Bear Call Spread
A trader uses this strategy when they believe the price of the stock will decrease in an alotted time frame. To conduct this trade you will buy one call that is “out” of the money and simultaneously sell a call that is “in” the money. Remember both options must be on the SAME underlying stock with the SAME expiration date. This trade limits our risk because we are selling an “in” the money call and therefore limits our potential profit. I will explain in more detail in a moment.
- When you buy the “out” of the money call you are required to pay the premium upfront.
- When you sell the “in” the money call you will receive a premium upfront.
- This combination results in you receiving your maximum profit upfront.
This strategy will require you to enter the trade on a credit. In short you will receive money at the beginning of the trade, but remember this is because we sold an “in” the money call and does not guarantee you will be profitable on the trade.
Bad News: If the underlying price of the stock rises above the strike price of the call you bought “out” of the money. Then your prediction did not come to fruition and you will take a loss.
Less Bad News: The loss you will incur is only difference between the two strike prices of the options you bought and sold minus the credit you received to enter the trade. That’s it! Of course we never want to lose money but when you sell the “in” the money call you significantly reduce the loss you would have incurred.

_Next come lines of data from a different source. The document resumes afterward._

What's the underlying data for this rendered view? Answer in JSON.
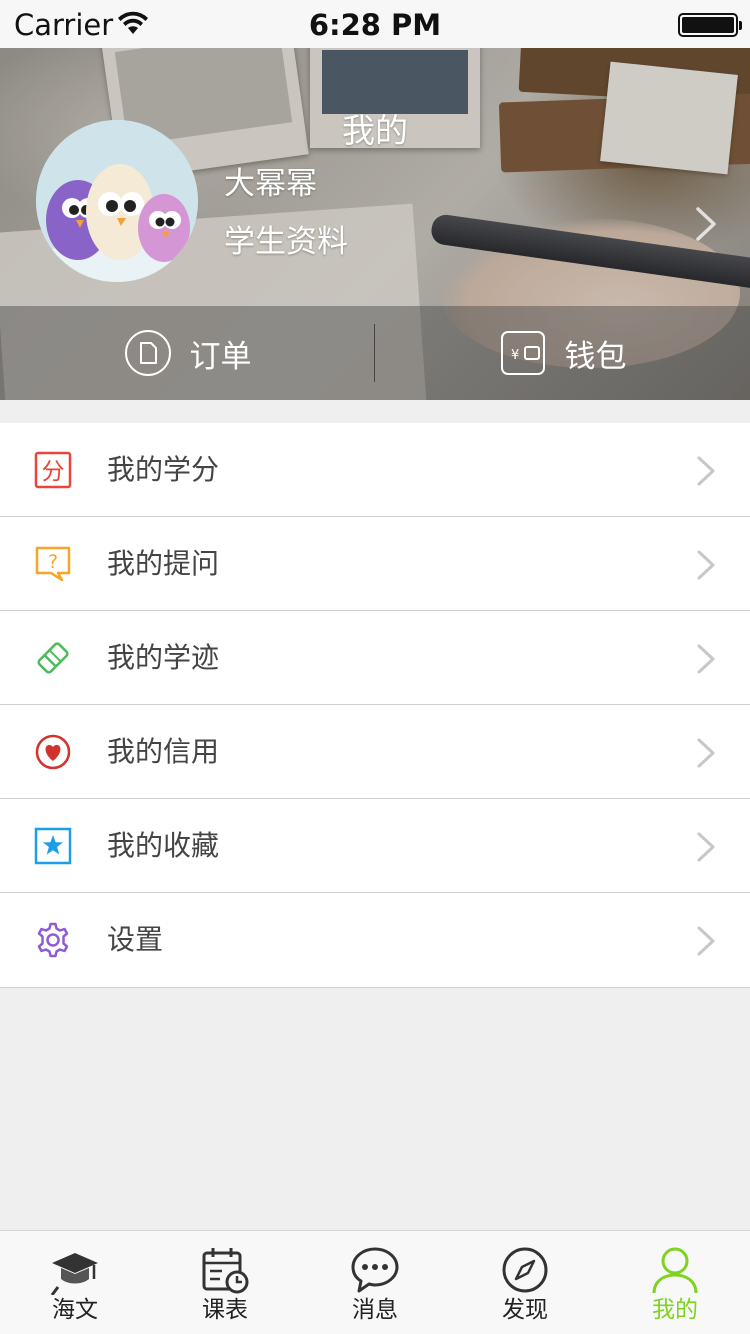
{
  "status_bar": {
    "carrier": "Carrier",
    "time": "6:28 PM"
  },
  "header": {
    "title": "我的",
    "user_name": "大幂幂",
    "profile_link": "学生资料",
    "actions": [
      {
        "label": "订单",
        "icon": "document-icon"
      },
      {
        "label": "钱包",
        "icon": "wallet-icon"
      }
    ]
  },
  "menu": {
    "items": [
      {
        "label": "我的学分",
        "icon": "credit-score-icon",
        "color": "#e8453c"
      },
      {
        "label": "我的提问",
        "icon": "question-bubble-icon",
        "color": "#f5a623"
      },
      {
        "label": "我的学迹",
        "icon": "eraser-icon",
        "color": "#4cbb5b"
      },
      {
        "label": "我的信用",
        "icon": "heart-icon",
        "color": "#d0342c"
      },
      {
        "label": "我的收藏",
        "icon": "star-icon",
        "color": "#1e9ee8"
      },
      {
        "label": "设置",
        "icon": "gear-icon",
        "color": "#8e5bd6"
      }
    ]
  },
  "tabbar": {
    "active_color": "#7ed321",
    "tabs": [
      {
        "label": "海文",
        "icon": "graduation-cap-icon",
        "active": false
      },
      {
        "label": "课表",
        "icon": "calendar-clock-icon",
        "active": false
      },
      {
        "label": "消息",
        "icon": "chat-bubble-icon",
        "active": false
      },
      {
        "label": "发现",
        "icon": "compass-icon",
        "active": false
      },
      {
        "label": "我的",
        "icon": "person-icon",
        "active": true
      }
    ]
  },
  "avatar_icon_text": "分"
}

Limited Profit Potential:
Good News: If the underlying price of the stock falls below the strike price of the call you sold “in” the money. Then your prediction and analysis was correct and you will receive a profit.
Even Better News: The profit you will receive is the full amount of the credit you received when you entered the trade.
Ok whew!! I know that was a lot and more technical than I would have liked but it was necessary. Let’s take a look at a real world example. I like showing examples because I am more of a visual learner myself!
Real World Example:
You see that MSFT is currently trading at $27.25 and you believe that by March 15, 2013 it will be trading for less than $27/share.
You decide to execute a bear call spread trade by buying the “out” of the money March $28 (strike price) Call for $43 (remember options are 100 share lots) and selling the “in” the money March $27 (strike price) Call for $87. This would bring your net credit price to $44. Not bad!
Good: On March 15, 2013 the price of MSFT is trading below $27. Since the share price is below both strike prices the options will expire worthless and you will keep the initial credit of $44 as profit that you initially received to enter the trade.
So So: On March 15, 2013 the price of MSFT is trading between $27 & $28. Since the price is above our “in” the money call of $27 we will be required to sell 100 shares of MSFT at $27/share that we do not own. The “out” of the money call of $28 that we purchased will still have value so we would need to close both positions to recoup whatever value is left and avoid having to sell shares that we do not own. This is typically known as the “break even point.” Please note if you DO NOT close this position you are agreeing to sell 100 shares of MSFT for $27, it is imperative that you close this position if you do not want to sell shares you do not own.
Bad: On March 15, 2013 the price of MSFT is trading above $28. Since the difference between the strike prices are $1 you will be required to pay $100 for each contract MINUS the credit you received upon entering the trade. So in this case we would have to pay $100 – $44 for a $56 loss.
There you have it! I hope you have learned something and can add this to your trading arsenal.
Here’s to our Wealth!
Do you have experience with options spreads? If so, how were your results?